### Data extract:

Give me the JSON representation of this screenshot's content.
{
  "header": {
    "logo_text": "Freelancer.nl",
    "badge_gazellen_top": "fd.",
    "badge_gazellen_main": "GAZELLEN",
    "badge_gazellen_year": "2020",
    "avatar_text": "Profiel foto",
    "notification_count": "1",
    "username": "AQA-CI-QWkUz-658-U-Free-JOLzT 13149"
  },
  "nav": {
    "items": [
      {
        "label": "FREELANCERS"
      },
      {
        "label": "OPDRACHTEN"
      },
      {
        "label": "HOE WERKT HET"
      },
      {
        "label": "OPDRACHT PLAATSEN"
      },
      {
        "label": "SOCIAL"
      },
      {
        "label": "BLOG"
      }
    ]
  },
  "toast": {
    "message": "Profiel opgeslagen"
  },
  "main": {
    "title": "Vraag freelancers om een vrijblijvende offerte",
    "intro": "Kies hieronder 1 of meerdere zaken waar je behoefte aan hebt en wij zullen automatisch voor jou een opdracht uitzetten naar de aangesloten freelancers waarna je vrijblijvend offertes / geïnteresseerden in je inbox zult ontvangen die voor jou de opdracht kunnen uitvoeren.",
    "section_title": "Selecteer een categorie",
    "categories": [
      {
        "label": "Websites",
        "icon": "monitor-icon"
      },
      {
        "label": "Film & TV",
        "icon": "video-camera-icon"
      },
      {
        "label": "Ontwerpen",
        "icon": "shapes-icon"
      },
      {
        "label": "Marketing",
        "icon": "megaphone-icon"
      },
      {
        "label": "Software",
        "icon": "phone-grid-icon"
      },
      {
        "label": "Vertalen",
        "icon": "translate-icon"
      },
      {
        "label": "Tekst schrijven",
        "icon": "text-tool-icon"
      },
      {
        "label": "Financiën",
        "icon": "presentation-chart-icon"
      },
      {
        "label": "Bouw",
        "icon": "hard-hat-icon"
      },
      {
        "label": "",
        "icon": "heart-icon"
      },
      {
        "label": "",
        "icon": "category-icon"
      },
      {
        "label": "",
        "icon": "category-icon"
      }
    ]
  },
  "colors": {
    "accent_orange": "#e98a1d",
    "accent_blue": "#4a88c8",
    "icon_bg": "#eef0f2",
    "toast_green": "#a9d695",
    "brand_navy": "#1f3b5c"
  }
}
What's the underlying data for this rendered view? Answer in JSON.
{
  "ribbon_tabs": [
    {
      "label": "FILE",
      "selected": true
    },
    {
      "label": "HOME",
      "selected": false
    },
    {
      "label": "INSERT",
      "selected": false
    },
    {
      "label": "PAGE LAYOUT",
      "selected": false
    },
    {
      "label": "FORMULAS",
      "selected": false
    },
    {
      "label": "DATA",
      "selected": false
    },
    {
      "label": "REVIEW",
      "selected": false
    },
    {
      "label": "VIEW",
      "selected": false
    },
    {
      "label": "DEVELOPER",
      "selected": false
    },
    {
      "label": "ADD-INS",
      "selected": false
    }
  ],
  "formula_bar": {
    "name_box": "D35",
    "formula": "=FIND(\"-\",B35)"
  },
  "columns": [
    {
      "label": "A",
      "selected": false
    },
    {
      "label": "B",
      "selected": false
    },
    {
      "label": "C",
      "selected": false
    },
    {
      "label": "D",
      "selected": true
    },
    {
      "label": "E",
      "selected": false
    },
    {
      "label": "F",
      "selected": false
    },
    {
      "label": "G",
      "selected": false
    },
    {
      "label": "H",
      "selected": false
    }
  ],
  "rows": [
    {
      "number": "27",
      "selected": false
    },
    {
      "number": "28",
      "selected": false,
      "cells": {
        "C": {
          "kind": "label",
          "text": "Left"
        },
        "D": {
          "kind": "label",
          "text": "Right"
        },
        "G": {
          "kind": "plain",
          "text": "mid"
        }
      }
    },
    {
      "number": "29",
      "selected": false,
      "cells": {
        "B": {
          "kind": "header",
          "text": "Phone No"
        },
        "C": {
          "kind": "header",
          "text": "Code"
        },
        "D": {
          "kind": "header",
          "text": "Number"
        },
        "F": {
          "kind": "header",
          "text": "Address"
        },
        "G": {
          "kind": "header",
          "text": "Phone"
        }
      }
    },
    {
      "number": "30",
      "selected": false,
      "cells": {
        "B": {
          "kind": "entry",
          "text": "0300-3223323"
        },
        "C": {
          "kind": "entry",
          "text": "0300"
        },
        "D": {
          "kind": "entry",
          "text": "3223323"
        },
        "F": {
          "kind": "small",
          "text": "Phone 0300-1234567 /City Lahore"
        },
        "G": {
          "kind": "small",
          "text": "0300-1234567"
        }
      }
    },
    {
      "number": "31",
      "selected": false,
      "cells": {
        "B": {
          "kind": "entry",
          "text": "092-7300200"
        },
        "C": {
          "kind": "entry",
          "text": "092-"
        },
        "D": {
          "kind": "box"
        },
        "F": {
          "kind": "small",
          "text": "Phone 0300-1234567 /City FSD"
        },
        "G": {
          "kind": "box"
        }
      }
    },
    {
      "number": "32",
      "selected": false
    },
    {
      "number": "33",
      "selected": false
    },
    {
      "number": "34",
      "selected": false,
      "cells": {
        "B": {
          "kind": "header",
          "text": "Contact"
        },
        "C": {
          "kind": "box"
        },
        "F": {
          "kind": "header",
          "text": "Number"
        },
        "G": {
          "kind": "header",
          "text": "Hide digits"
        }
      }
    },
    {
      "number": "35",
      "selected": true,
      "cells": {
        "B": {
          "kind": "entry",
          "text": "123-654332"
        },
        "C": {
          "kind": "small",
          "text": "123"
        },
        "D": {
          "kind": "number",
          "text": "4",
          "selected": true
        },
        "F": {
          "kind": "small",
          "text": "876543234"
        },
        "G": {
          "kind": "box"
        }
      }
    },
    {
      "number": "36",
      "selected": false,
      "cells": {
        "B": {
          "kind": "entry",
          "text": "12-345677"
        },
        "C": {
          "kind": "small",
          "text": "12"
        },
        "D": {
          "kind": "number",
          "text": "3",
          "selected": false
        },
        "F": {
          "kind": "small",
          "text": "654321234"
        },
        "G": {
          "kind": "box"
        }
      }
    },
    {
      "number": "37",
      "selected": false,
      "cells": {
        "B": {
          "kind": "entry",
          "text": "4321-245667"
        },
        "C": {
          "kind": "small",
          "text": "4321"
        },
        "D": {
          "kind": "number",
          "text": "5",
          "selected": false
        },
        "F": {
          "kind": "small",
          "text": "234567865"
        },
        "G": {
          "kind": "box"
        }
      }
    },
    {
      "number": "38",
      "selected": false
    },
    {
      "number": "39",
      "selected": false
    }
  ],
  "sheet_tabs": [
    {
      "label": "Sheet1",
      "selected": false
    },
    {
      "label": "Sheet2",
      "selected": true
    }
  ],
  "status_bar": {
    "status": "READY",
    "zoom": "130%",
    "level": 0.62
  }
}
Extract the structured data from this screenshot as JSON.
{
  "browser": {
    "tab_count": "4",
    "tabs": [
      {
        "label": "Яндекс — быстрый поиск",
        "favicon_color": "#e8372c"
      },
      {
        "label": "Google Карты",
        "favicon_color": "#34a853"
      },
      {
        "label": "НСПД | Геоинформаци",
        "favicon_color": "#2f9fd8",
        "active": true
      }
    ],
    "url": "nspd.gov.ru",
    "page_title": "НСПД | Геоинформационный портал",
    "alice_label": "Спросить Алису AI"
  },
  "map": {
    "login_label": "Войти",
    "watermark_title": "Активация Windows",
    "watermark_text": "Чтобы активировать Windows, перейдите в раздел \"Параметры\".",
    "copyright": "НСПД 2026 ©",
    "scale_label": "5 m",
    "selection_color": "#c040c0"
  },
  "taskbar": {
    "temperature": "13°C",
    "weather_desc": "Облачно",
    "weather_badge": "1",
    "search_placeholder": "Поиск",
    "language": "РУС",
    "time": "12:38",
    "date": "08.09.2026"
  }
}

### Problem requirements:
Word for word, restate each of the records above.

### Expected answer:
Give me the JSON representation of this screenshot's content.
{
  "header": {
    "logo_text": "Freelancer.nl",
    "badge_gazellen_top": "fd.",
    "badge_gazellen_main": "GAZELLEN",
    "badge_gazellen_year": "2020",
    "avatar_text": "Profiel foto",
    "notification_count": "1",
    "username": "AQA-CI-QWkUz-658-U-Free-JOLzT 13149"
  },
  "nav": {
    "items": [
      {
        "label": "FREELANCERS"
      },
      {
        "label": "OPDRACHTEN"
      },
      {
        "label": "HOE WERKT HET"
      },
      {
        "label": "OPDRACHT PLAATSEN"
      },
      {
        "label": "SOCIAL"
      },
      {
        "label": "BLOG"
      }
    ]
  },
  "toast": {
    "message": "Profiel opgeslagen"
  },
  "main": {
    "title": "Vraag freelancers om een vrijblijvende offerte",
    "intro": "Kies hieronder 1 of meerdere zaken waar je behoefte aan hebt en wij zullen automatisch voor jou een opdracht uitzetten naar de aangesloten freelancers waarna je vrijblijvend offertes / geïnteresseerden in je inbox zult ontvangen die voor jou de opdracht kunnen uitvoeren.",
    "section_title": "Selecteer een categorie",
    "categories": [
      {
        "label": "Websites",
        "icon": "monitor-icon"
      },
      {
        "label": "Film & TV",
        "icon": "video-camera-icon"
      },
      {
        "label": "Ontwerpen",
        "icon": "shapes-icon"
      },
      {
        "label": "Marketing",
        "icon": "megaphone-icon"
      },
      {
        "label": "Software",
        "icon": "phone-grid-icon"
      },
      {
        "label": "Vertalen",
        "icon": "translate-icon"
      },
      {
        "label": "Tekst schrijven",
        "icon": "text-tool-icon"
      },
      {
        "label": "Financiën",
        "icon": "presentation-chart-icon"
      },
      {
        "label": "Bouw",
        "icon": "hard-hat-icon"
      },
      {
        "label": "",
        "icon": "heart-icon"
      },
      {
        "label": "",
        "icon": "category-icon"
      },
      {
        "label": "",
        "icon": "category-icon"
      }
    ]
  },
  "colors": {
    "accent_orange": "#e98a1d",
    "accent_blue": "#4a88c8",
    "icon_bg": "#eef0f2",
    "toast_green": "#a9d695",
    "brand_navy": "#1f3b5c"
  }
}
What's the underlying data for this rendered view? Answer in JSON.
{
  "ribbon_tabs": [
    {
      "label": "FILE",
      "selected": true
    },
    {
      "label": "HOME",
      "selected": false
    },
    {
      "label": "INSERT",
      "selected": false
    },
    {
      "label": "PAGE LAYOUT",
      "selected": false
    },
    {
      "label": "FORMULAS",
      "selected": false
    },
    {
      "label": "DATA",
      "selected": false
    },
    {
      "label": "REVIEW",
      "selected": false
    },
    {
      "label": "VIEW",
      "selected": false
    },
    {
      "label": "DEVELOPER",
      "selected": false
    },
    {
      "label": "ADD-INS",
      "selected": false
    }
  ],
  "formula_bar": {
    "name_box": "D35",
    "formula": "=FIND(\"-\",B35)"
  },
  "columns": [
    {
      "label": "A",
      "selected": false
    },
    {
      "label": "B",
      "selected": false
    },
    {
      "label": "C",
      "selected": false
    },
    {
      "label": "D",
      "selected": true
    },
    {
      "label": "E",
      "selected": false
    },
    {
      "label": "F",
      "selected": false
    },
    {
      "label": "G",
      "selected": false
    },
    {
      "label": "H",
      "selected": false
    }
  ],
  "rows": [
    {
      "number": "27",
      "selected": false
    },
    {
      "number": "28",
      "selected": false,
      "cells": {
        "C": {
          "kind": "label",
          "text": "Left"
        },
        "D": {
          "kind": "label",
          "text": "Right"
        },
        "G": {
          "kind": "plain",
          "text": "mid"
        }
      }
    },
    {
      "number": "29",
      "selected": false,
      "cells": {
        "B": {
          "kind": "header",
          "text": "Phone No"
        },
        "C": {
          "kind": "header",
          "text": "Code"
        },
        "D": {
          "kind": "header",
          "text": "Number"
        },
        "F": {
          "kind": "header",
          "text": "Address"
        },
        "G": {
          "kind": "header",
          "text": "Phone"
        }
      }
    },
    {
      "number": "30",
      "selected": false,
      "cells": {
        "B": {
          "kind": "entry",
          "text": "0300-3223323"
        },
        "C": {
          "kind": "entry",
          "text": "0300"
        },
        "D": {
          "kind": "entry",
          "text": "3223323"
        },
        "F": {
          "kind": "small",
          "text": "Phone 0300-1234567 /City Lahore"
        },
        "G": {
          "kind": "small",
          "text": "0300-1234567"
        }
      }
    },
    {
      "number": "31",
      "selected": false,
      "cells": {
        "B": {
          "kind": "entry",
          "text": "092-7300200"
        },
        "C": {
          "kind": "entry",
          "text": "092-"
        },
        "D": {
          "kind": "box"
        },
        "F": {
          "kind": "small",
          "text": "Phone 0300-1234567 /City FSD"
        },
        "G": {
          "kind": "box"
        }
      }
    },
    {
      "number": "32",
      "selected": false
    },
    {
      "number": "33",
      "selected": false
    },
    {
      "number": "34",
      "selected": false,
      "cells": {
        "B": {
          "kind": "header",
          "text": "Contact"
        },
        "C": {
          "kind": "box"
        },
        "F": {
          "kind": "header",
          "text": "Number"
        },
        "G": {
          "kind": "header",
          "text": "Hide digits"
        }
      }
    },
    {
      "number": "35",
      "selected": true,
      "cells": {
        "B": {
          "kind": "entry",
          "text": "123-654332"
        },
        "C": {
          "kind": "small",
          "text": "123"
        },
        "D": {
          "kind": "number",
          "text": "4",
          "selected": true
        },
        "F": {
          "kind": "small",
          "text": "876543234"
        },
        "G": {
          "kind": "box"
        }
      }
    },
    {
      "number": "36",
      "selected": false,
      "cells": {
        "B": {
          "kind": "entry",
          "text": "12-345677"
        },
        "C": {
          "kind": "small",
          "text": "12"
        },
        "D": {
          "kind": "number",
          "text": "3",
          "selected": false
        },
        "F": {
          "kind": "small",
          "text": "654321234"
        },
        "G": {
          "kind": "box"
        }
      }
    },
    {
      "number": "37",
      "selected": false,
      "cells": {
        "B": {
          "kind": "entry",
          "text": "4321-245667"
        },
        "C": {
          "kind": "small",
          "text": "4321"
        },
        "D": {
          "kind": "number",
          "text": "5",
          "selected": false
        },
        "F": {
          "kind": "small",
          "text": "234567865"
        },
        "G": {
          "kind": "box"
        }
      }
    },
    {
      "number": "38",
      "selected": false
    },
    {
      "number": "39",
      "selected": false
    }
  ],
  "sheet_tabs": [
    {
      "label": "Sheet1",
      "selected": false
    },
    {
      "label": "Sheet2",
      "selected": true
    }
  ],
  "status_bar": {
    "status": "READY",
    "zoom": "130%",
    "level": 0.62
  }
}
Extract the structured data from this screenshot as JSON.
{
  "browser": {
    "tab_count": "4",
    "tabs": [
      {
        "label": "Яндекс — быстрый поиск",
        "favicon_color": "#e8372c"
      },
      {
        "label": "Google Карты",
        "favicon_color": "#34a853"
      },
      {
        "label": "НСПД | Геоинформаци",
        "favicon_color": "#2f9fd8",
        "active": true
      }
    ],
    "url": "nspd.gov.ru",
    "page_title": "НСПД | Геоинформационный портал",
    "alice_label": "Спросить Алису AI"
  },
  "map": {
    "login_label": "Войти",
    "watermark_title": "Активация Windows",
    "watermark_text": "Чтобы активировать Windows, перейдите в раздел \"Параметры\".",
    "copyright": "НСПД 2026 ©",
    "scale_label": "5 m",
    "selection_color": "#c040c0"
  },
  "taskbar": {
    "temperature": "13°C",
    "weather_desc": "Облачно",
    "weather_badge": "1",
    "search_placeholder": "Поиск",
    "language": "РУС",
    "time": "12:38",
    "date": "08.09.2026"
  }
}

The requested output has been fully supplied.